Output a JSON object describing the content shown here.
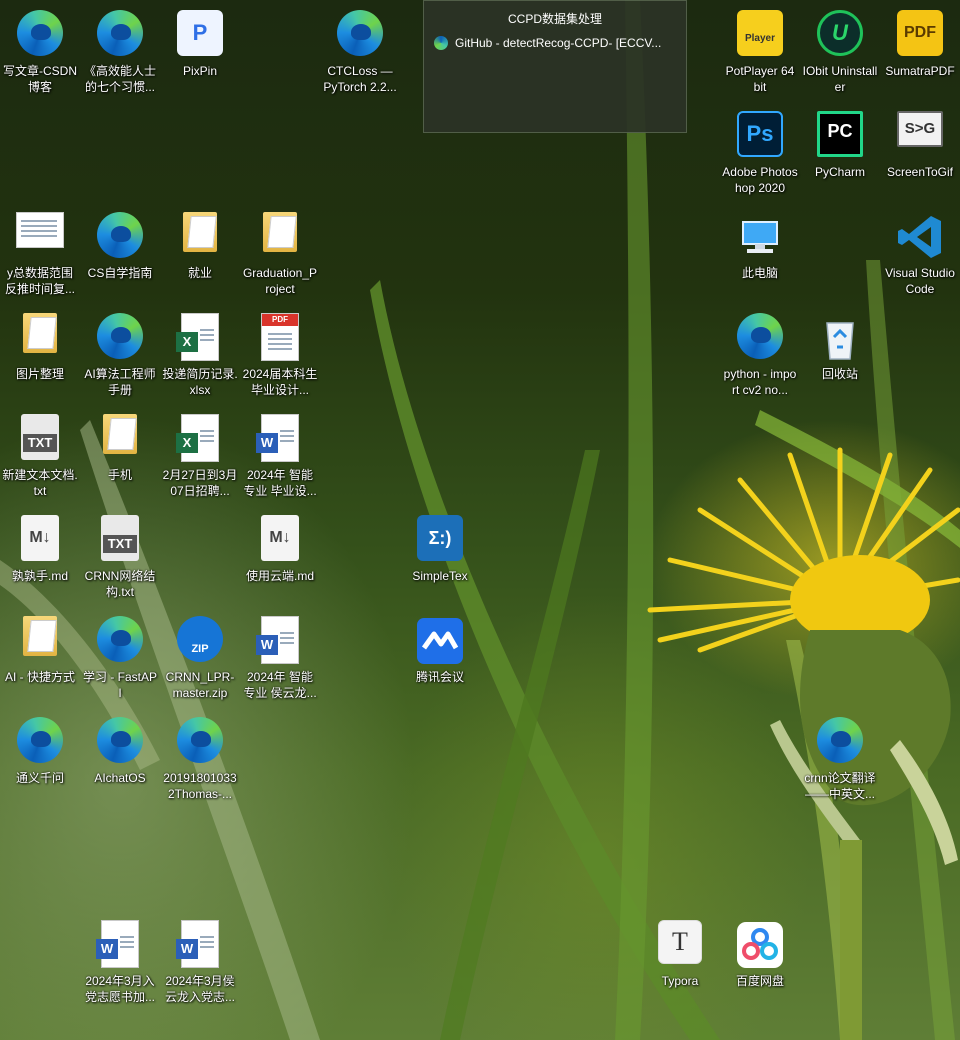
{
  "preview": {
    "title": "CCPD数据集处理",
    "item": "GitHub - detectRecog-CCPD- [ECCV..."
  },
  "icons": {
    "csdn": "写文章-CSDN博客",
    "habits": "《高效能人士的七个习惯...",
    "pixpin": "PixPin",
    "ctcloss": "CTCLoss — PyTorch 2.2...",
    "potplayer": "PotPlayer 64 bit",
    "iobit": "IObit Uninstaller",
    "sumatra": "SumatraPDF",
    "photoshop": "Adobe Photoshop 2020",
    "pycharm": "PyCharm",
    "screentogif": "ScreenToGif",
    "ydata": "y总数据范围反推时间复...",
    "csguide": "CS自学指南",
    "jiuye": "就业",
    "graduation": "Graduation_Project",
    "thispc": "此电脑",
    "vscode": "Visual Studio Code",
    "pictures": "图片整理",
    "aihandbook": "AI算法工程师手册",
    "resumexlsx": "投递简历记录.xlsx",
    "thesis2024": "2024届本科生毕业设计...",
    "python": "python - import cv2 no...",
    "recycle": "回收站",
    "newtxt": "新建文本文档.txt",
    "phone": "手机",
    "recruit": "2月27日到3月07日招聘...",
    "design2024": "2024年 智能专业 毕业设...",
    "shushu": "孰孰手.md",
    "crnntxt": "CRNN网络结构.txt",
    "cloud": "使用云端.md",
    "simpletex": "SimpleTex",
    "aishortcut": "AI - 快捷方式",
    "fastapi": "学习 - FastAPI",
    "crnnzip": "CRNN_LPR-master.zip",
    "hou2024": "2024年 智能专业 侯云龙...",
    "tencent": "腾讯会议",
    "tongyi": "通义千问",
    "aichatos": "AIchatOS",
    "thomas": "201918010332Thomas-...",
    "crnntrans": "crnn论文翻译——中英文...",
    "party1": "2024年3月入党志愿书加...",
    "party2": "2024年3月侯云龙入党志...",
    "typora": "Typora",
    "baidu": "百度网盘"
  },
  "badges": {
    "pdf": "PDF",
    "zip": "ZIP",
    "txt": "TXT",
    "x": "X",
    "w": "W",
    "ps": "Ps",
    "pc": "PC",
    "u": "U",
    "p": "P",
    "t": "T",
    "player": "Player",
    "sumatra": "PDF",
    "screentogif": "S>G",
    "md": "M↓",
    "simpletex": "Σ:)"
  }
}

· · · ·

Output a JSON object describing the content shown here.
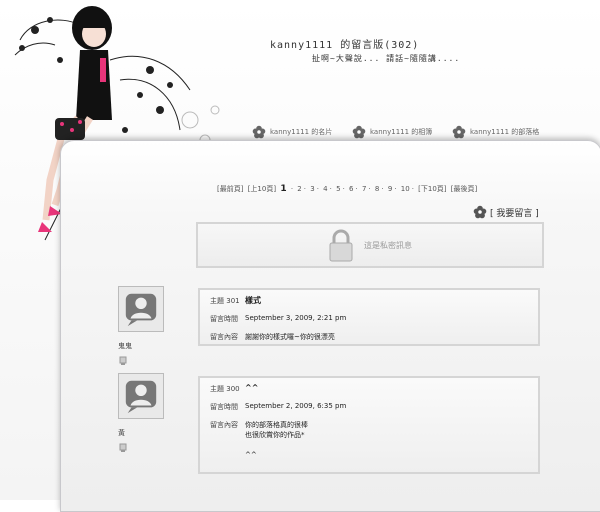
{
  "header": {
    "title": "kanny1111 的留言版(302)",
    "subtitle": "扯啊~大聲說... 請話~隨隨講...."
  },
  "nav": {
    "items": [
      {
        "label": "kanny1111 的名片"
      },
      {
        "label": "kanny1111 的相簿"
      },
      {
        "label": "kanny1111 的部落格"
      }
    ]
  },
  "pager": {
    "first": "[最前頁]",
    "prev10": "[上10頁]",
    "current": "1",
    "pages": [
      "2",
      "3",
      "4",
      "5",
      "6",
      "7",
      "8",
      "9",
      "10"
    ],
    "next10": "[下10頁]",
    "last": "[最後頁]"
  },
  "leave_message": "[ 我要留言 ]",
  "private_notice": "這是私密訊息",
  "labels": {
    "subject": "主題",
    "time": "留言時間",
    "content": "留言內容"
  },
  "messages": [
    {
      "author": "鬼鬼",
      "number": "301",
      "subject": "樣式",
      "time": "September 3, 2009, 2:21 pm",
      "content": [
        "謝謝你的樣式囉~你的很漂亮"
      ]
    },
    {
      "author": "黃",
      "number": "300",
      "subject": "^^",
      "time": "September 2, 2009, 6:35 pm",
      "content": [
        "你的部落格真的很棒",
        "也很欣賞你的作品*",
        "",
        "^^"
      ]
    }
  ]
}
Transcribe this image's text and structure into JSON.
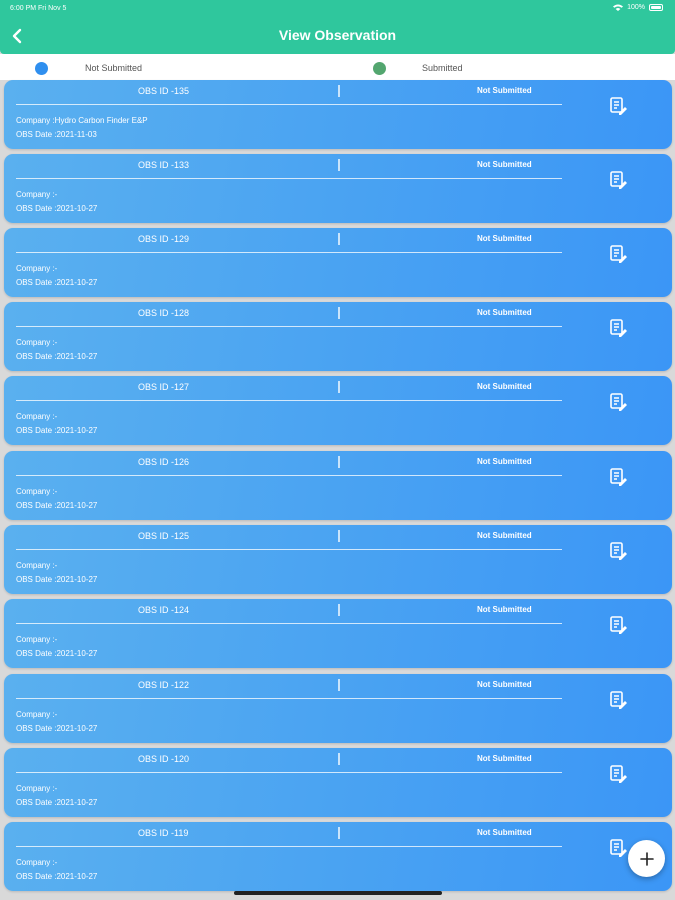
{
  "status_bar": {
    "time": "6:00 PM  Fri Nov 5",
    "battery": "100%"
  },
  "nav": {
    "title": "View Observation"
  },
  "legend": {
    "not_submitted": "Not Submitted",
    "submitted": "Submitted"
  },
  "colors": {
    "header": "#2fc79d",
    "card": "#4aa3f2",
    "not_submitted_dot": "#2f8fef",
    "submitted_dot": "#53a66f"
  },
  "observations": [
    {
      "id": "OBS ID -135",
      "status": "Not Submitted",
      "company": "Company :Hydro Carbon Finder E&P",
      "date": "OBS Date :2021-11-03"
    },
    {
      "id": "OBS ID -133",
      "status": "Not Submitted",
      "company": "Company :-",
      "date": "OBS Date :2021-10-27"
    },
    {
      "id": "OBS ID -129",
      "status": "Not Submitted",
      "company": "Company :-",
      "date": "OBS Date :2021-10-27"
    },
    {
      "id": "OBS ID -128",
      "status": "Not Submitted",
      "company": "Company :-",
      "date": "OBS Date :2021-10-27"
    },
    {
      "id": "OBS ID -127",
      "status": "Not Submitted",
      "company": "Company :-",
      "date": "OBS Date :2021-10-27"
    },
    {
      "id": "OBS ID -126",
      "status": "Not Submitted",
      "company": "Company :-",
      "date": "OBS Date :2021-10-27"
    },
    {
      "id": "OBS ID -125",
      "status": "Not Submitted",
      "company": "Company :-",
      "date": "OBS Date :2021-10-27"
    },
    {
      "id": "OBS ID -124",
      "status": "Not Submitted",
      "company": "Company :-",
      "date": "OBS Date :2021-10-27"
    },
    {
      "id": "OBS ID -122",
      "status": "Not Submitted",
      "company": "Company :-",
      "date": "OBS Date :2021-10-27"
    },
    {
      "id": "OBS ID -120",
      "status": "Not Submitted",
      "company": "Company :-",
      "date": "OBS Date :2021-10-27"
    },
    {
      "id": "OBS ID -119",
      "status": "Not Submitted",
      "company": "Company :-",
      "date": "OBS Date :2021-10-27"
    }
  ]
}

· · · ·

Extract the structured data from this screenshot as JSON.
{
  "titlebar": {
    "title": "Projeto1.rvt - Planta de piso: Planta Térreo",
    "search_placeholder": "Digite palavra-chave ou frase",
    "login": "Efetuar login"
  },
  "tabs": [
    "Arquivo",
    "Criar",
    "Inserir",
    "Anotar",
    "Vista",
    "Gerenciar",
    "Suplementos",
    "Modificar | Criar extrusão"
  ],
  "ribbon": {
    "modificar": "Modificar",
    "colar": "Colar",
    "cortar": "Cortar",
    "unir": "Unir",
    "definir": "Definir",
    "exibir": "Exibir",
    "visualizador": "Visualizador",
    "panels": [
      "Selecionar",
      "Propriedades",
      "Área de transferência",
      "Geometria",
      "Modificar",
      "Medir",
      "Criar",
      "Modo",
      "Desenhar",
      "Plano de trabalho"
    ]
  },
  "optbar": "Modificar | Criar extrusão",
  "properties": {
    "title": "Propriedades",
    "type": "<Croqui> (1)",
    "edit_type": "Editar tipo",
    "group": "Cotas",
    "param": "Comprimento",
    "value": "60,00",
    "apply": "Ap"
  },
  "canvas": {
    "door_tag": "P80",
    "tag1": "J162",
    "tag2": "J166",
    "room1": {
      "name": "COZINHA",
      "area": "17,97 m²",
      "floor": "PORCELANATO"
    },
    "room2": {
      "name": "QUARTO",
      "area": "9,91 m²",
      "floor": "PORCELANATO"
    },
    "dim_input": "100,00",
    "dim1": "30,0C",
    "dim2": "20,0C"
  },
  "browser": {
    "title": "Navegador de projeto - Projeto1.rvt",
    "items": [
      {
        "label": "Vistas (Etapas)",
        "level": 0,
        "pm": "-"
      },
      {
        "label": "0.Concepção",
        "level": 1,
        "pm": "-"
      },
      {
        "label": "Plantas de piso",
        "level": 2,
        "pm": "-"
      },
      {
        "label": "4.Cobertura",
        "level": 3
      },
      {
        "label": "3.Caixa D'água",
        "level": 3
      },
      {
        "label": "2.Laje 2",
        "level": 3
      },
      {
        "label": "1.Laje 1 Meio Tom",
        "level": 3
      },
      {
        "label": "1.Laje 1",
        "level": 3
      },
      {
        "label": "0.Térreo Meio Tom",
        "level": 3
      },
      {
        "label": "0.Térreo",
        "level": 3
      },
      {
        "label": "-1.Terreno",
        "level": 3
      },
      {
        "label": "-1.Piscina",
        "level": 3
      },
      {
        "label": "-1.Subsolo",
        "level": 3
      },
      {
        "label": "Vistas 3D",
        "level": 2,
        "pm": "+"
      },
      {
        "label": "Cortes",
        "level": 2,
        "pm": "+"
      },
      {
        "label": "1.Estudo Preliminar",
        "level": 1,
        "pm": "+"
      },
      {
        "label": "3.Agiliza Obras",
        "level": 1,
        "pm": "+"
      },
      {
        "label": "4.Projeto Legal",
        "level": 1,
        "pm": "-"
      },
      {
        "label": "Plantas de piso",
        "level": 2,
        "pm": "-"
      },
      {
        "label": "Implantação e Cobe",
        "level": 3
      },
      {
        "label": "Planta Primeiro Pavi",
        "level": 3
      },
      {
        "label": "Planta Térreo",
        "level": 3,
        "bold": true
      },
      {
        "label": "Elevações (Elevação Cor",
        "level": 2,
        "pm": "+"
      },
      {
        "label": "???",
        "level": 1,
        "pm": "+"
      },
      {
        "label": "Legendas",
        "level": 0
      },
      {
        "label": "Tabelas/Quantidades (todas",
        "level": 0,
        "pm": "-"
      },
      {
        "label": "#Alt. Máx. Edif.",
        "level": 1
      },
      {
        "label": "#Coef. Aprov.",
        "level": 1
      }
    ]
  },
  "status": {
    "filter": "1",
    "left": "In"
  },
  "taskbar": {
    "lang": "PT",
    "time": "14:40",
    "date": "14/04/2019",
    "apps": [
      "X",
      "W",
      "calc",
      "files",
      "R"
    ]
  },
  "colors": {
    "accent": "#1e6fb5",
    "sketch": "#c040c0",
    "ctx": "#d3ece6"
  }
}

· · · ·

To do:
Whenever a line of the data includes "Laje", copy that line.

Task response:
        "label": "2.Laje 2",
        "label": "1.Laje 1 Meio Tom",
        "label": "1.Laje 1",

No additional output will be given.